Linda Naeve, Horticulture, (515) 294-8946, lnaeve@iastate.edu

Jean McGuire, Extension Communications and Marketing, (515) 294-7033, jmcguire@iastate.edu

 

There are two photos for this week's column.

wildflowers6-8-07#1.jpg
Caption: It may take a few years, but a yard filled with wildflowers that bloom throughout the spring and summer can be a low-maintenance, no-mow beauty.

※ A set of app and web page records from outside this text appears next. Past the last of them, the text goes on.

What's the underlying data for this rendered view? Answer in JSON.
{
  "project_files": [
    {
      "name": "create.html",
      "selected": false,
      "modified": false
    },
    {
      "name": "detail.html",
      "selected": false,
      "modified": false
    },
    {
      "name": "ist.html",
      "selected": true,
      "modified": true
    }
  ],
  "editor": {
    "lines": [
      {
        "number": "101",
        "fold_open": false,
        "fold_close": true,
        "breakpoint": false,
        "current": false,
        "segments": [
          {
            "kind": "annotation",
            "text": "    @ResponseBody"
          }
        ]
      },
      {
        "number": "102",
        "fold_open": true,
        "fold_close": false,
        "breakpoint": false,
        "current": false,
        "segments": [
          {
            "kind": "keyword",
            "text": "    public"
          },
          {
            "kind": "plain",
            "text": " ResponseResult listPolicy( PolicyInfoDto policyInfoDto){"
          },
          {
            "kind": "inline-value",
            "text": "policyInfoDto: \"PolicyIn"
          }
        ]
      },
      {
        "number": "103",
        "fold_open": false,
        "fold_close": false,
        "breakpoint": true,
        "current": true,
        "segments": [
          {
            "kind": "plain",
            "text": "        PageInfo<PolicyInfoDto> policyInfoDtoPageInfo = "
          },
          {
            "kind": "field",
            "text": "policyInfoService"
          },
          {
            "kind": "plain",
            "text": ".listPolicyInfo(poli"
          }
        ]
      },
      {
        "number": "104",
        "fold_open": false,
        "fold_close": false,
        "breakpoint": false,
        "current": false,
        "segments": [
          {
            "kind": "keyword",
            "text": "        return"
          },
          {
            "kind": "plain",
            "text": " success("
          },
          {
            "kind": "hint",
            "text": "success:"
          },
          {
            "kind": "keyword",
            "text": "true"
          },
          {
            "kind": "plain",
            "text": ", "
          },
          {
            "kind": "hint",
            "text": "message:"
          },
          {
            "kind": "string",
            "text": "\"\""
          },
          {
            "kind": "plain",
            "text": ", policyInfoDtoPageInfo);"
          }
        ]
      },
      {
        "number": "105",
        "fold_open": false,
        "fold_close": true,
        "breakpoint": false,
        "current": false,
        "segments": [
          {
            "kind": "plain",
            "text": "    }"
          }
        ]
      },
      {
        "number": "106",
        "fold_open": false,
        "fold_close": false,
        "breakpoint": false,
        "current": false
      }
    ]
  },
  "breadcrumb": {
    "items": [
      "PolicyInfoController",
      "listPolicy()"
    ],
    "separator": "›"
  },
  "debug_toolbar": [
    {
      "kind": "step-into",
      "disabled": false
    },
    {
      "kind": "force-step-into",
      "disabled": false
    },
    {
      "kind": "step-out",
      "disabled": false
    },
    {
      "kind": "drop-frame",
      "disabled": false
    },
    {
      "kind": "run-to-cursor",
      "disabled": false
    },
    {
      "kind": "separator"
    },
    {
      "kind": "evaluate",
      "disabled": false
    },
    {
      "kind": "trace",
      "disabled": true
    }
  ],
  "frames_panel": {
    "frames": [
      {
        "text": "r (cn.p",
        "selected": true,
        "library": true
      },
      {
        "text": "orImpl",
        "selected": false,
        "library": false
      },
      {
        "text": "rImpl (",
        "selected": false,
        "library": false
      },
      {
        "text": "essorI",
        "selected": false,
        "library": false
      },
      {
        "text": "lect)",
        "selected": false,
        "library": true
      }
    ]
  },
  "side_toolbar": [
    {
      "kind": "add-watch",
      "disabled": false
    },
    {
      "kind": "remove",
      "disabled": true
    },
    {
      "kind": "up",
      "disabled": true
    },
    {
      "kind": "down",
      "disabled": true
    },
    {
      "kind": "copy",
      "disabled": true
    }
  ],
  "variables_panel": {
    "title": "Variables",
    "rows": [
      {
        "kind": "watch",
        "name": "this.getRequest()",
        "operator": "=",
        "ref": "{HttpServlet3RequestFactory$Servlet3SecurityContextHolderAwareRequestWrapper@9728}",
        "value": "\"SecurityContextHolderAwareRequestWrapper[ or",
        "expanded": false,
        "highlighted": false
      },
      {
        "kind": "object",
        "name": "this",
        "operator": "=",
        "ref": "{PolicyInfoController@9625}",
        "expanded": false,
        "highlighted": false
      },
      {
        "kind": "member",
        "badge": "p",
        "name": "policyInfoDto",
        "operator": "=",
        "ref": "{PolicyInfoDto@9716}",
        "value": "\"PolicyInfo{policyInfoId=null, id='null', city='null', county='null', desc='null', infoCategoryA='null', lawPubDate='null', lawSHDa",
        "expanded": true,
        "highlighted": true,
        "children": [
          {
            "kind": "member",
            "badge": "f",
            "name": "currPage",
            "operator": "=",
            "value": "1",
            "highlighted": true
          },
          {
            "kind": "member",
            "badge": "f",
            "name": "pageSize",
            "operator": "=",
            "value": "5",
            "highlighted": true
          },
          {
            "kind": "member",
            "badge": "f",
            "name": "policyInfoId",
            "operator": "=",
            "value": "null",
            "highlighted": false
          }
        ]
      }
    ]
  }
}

Wildflowers6-8-07#3.jpg
Caption: This wildflower mix contains a palette of colorful flowers that attract butterflies and hummingbirds. Blooming here are lemon mint (Mondarda citriodora), blue; black-eyed Susan (Rudbeckia hirta), yellow; Indian blanket flower (Gaillardia pulchella), red and yellow; daisy fleabane (Erigeron annuus), white; and corn poppy (Papaver rhoeas), pink and red.